Nothing should differ. Repeat every record as written.
---------------
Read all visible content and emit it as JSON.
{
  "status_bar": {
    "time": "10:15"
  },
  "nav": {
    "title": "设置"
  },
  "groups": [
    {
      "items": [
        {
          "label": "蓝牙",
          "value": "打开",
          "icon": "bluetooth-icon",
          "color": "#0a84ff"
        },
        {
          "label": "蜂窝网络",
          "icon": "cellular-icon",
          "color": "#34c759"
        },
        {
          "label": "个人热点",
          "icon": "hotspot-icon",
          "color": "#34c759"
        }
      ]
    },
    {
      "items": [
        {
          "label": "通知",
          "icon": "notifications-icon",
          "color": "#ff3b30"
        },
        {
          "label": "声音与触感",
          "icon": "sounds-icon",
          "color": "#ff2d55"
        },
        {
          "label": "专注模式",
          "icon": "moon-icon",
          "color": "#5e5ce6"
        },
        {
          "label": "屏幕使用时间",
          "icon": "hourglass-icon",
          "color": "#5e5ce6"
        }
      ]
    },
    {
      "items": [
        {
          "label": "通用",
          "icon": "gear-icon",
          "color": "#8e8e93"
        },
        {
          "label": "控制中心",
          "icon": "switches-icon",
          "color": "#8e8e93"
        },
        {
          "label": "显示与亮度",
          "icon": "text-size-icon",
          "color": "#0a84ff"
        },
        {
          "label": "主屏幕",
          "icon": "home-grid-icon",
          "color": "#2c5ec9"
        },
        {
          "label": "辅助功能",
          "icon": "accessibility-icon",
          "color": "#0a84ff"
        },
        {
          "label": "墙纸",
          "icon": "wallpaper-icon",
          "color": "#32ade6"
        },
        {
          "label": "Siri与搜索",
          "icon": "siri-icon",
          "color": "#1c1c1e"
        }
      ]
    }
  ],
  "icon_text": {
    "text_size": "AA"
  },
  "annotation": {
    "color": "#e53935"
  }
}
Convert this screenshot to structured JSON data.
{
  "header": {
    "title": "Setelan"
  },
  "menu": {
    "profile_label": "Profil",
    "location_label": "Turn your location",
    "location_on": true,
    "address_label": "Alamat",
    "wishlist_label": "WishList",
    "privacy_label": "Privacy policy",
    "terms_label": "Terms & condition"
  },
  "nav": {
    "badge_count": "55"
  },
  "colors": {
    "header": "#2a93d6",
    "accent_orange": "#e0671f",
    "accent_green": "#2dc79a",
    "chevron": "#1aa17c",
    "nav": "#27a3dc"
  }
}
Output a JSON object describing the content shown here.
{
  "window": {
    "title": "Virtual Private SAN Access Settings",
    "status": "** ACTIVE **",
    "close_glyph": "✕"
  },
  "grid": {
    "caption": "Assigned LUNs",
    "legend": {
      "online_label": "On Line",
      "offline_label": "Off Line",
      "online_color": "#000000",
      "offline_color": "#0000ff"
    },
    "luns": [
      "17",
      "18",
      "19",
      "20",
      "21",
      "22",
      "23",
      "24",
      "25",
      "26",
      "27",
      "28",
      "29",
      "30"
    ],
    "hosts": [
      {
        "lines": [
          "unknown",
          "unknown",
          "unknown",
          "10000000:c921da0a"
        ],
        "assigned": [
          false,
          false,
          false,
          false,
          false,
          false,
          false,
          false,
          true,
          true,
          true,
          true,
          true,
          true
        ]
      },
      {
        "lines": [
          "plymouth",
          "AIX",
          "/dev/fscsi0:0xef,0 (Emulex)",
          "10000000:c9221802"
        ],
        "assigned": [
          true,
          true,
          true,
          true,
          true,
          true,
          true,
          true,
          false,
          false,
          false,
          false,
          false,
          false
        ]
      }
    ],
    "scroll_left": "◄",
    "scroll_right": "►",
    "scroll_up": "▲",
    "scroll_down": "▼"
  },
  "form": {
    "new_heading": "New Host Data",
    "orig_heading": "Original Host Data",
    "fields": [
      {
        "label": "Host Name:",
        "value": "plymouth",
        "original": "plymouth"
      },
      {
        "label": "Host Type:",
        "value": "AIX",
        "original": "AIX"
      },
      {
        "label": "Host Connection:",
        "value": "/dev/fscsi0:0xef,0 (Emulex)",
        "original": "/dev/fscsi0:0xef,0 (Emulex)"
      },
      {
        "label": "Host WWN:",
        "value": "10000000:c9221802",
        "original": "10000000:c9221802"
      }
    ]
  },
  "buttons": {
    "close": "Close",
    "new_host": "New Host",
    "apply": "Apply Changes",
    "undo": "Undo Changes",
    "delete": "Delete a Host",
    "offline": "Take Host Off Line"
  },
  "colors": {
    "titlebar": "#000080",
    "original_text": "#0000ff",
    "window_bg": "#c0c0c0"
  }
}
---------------
Worked solution =
Read all visible content and emit it as JSON.
{
  "status_bar": {
    "time": "10:15"
  },
  "nav": {
    "title": "设置"
  },
  "groups": [
    {
      "items": [
        {
          "label": "蓝牙",
          "value": "打开",
          "icon": "bluetooth-icon",
          "color": "#0a84ff"
        },
        {
          "label": "蜂窝网络",
          "icon": "cellular-icon",
          "color": "#34c759"
        },
        {
          "label": "个人热点",
          "icon": "hotspot-icon",
          "color": "#34c759"
        }
      ]
    },
    {
      "items": [
        {
          "label": "通知",
          "icon": "notifications-icon",
          "color": "#ff3b30"
        },
        {
          "label": "声音与触感",
          "icon": "sounds-icon",
          "color": "#ff2d55"
        },
        {
          "label": "专注模式",
          "icon": "moon-icon",
          "color": "#5e5ce6"
        },
        {
          "label": "屏幕使用时间",
          "icon": "hourglass-icon",
          "color": "#5e5ce6"
        }
      ]
    },
    {
      "items": [
        {
          "label": "通用",
          "icon": "gear-icon",
          "color": "#8e8e93"
        },
        {
          "label": "控制中心",
          "icon": "switches-icon",
          "color": "#8e8e93"
        },
        {
          "label": "显示与亮度",
          "icon": "text-size-icon",
          "color": "#0a84ff"
        },
        {
          "label": "主屏幕",
          "icon": "home-grid-icon",
          "color": "#2c5ec9"
        },
        {
          "label": "辅助功能",
          "icon": "accessibility-icon",
          "color": "#0a84ff"
        },
        {
          "label": "墙纸",
          "icon": "wallpaper-icon",
          "color": "#32ade6"
        },
        {
          "label": "Siri与搜索",
          "icon": "siri-icon",
          "color": "#1c1c1e"
        }
      ]
    }
  ],
  "icon_text": {
    "text_size": "AA"
  },
  "annotation": {
    "color": "#e53935"
  }
}
Convert this screenshot to structured JSON data.
{
  "header": {
    "title": "Setelan"
  },
  "menu": {
    "profile_label": "Profil",
    "location_label": "Turn your location",
    "location_on": true,
    "address_label": "Alamat",
    "wishlist_label": "WishList",
    "privacy_label": "Privacy policy",
    "terms_label": "Terms & condition"
  },
  "nav": {
    "badge_count": "55"
  },
  "colors": {
    "header": "#2a93d6",
    "accent_orange": "#e0671f",
    "accent_green": "#2dc79a",
    "chevron": "#1aa17c",
    "nav": "#27a3dc"
  }
}
Output a JSON object describing the content shown here.
{
  "window": {
    "title": "Virtual Private SAN Access Settings",
    "status": "** ACTIVE **",
    "close_glyph": "✕"
  },
  "grid": {
    "caption": "Assigned LUNs",
    "legend": {
      "online_label": "On Line",
      "offline_label": "Off Line",
      "online_color": "#000000",
      "offline_color": "#0000ff"
    },
    "luns": [
      "17",
      "18",
      "19",
      "20",
      "21",
      "22",
      "23",
      "24",
      "25",
      "26",
      "27",
      "28",
      "29",
      "30"
    ],
    "hosts": [
      {
        "lines": [
          "unknown",
          "unknown",
          "unknown",
          "10000000:c921da0a"
        ],
        "assigned": [
          false,
          false,
          false,
          false,
          false,
          false,
          false,
          false,
          true,
          true,
          true,
          true,
          true,
          true
        ]
      },
      {
        "lines": [
          "plymouth",
          "AIX",
          "/dev/fscsi0:0xef,0 (Emulex)",
          "10000000:c9221802"
        ],
        "assigned": [
          true,
          true,
          true,
          true,
          true,
          true,
          true,
          true,
          false,
          false,
          false,
          false,
          false,
          false
        ]
      }
    ],
    "scroll_left": "◄",
    "scroll_right": "►",
    "scroll_up": "▲",
    "scroll_down": "▼"
  },
  "form": {
    "new_heading": "New Host Data",
    "orig_heading": "Original Host Data",
    "fields": [
      {
        "label": "Host Name:",
        "value": "plymouth",
        "original": "plymouth"
      },
      {
        "label": "Host Type:",
        "value": "AIX",
        "original": "AIX"
      },
      {
        "label": "Host Connection:",
        "value": "/dev/fscsi0:0xef,0 (Emulex)",
        "original": "/dev/fscsi0:0xef,0 (Emulex)"
      },
      {
        "label": "Host WWN:",
        "value": "10000000:c9221802",
        "original": "10000000:c9221802"
      }
    ]
  },
  "buttons": {
    "close": "Close",
    "new_host": "New Host",
    "apply": "Apply Changes",
    "undo": "Undo Changes",
    "delete": "Delete a Host",
    "offline": "Take Host Off Line"
  },
  "colors": {
    "titlebar": "#000080",
    "original_text": "#0000ff",
    "window_bg": "#c0c0c0"
  }
}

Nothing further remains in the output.